The Maryland men’s basketball team is technically the underdog against Sweet 16 opponent Kansas on Thursday night. The Terps are a No. 5 seed playing the top-ranked team in the tournament, and they’re getting about 6.5 points in Vegas spreads.
But they don’t care about any of that.
"I don’t really feel like we’re the underdog," junior forward Robert Carter said during Tuesday’s media session, before they flew Wednesday morning to Kentucky. "I feel like we’re one of the best teams in the country playing another team that’s one of the best in the country."
With only 16 squads still fighting, there’s no reason to expect anything else. Not much seemed to separate the top-tier teams over the course of the season, as evidenced by the fluidity of the rankings. So the Jayhawks’ seeding doesn’t hold much significance to the Terps.
"There's no one that's No. 1 now, because any team can get beat," sophomore guard Melo Trimble said. "It's going to be another game. We're not worried about the number in front of the team, just like they're not worried about our number in front of our team."

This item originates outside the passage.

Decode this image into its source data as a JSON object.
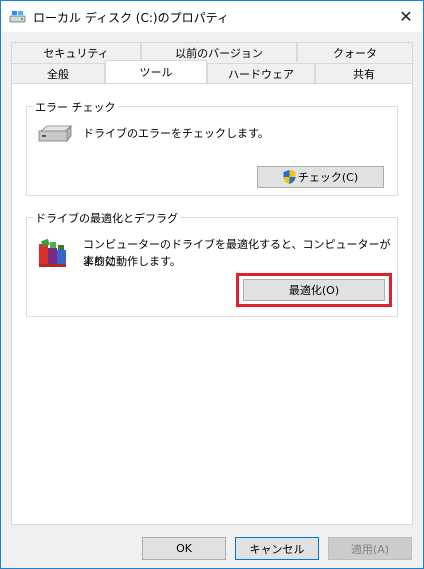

Kansas is incredibly deep and well-rounded, and has 32 wins under its belt. But Maryland won’t be starstruck. In fact, junior guard Wayne Selden is a former AAU teammate of Jake Layman and Jaylen Brantley (their Boston-based team also included Iowa State’s Georges Niang). Trimble and Frank Mason battled one another multiple times while in high school, as well.
"He plays hard on both ends of the court," Trimble said of the Jayhawk point guard. "He’s a great scorer, and then he’s gonna play really good defense." (Some around Maryland's program expect Jayhawks guard Devonte' Graham to guard Trimble, but Bill Self's decision-making there remains to be seen.)
Of course, the familiarity between certain players has received way less media focus than Mark Turgeon’s ties to Kansas. The Terrapin coach played his college ball in Lawrence from 1983-87, and subsequently served as an assistant through 1992. His players know this, but he hasn’t brought it up this week and doesn’t plan to. He coached against his alma mater six times while at Texas A&M (we’ll ignore his 0-6 record), so this isn’t a new predicament for him. It also doesn’t matter to the players who weren’t alive for any of his Kansas tenure.
"Him going to Kansas isn’t going to help us score any points on the scoreboard on Thursday night," Carter said.
When the ball goes up in Louisville, narratives and storylines will give way to a basketball game. And the Terps like their matchups. They believe Trimble and Rasheed Sulaimon can handle Mason and Graham, even though both were All-Big 12 Defensive Team selections. Layman could see some time on Selden, but Maryland can also go small and throw Jared Nickens at the junior. Carter is expected to check
Turgeon’s former teammate Perry Ellis, a brutal assignment Carter will have to simply do his best with. And as deep as the Jayhawks are, there's no reason not to think Diamond Stone can play with center Landen Lucas.
Maryland was a top-10 team almost all year and outranked Kansas at multiple points. The Terps held their own against the likes of North Carolina and Michigan State, so it’s not like an opponent of this caliber is unprecedented (although beating one would be, at least for this year).
"We feel like we can play with them," Turgeon said. "We’re not just going [to Louisville] to show up. We’re going to win the game. Our guys understand that. They get it."
So don’t waste your time calling the Terps an underdog. They won’t listen.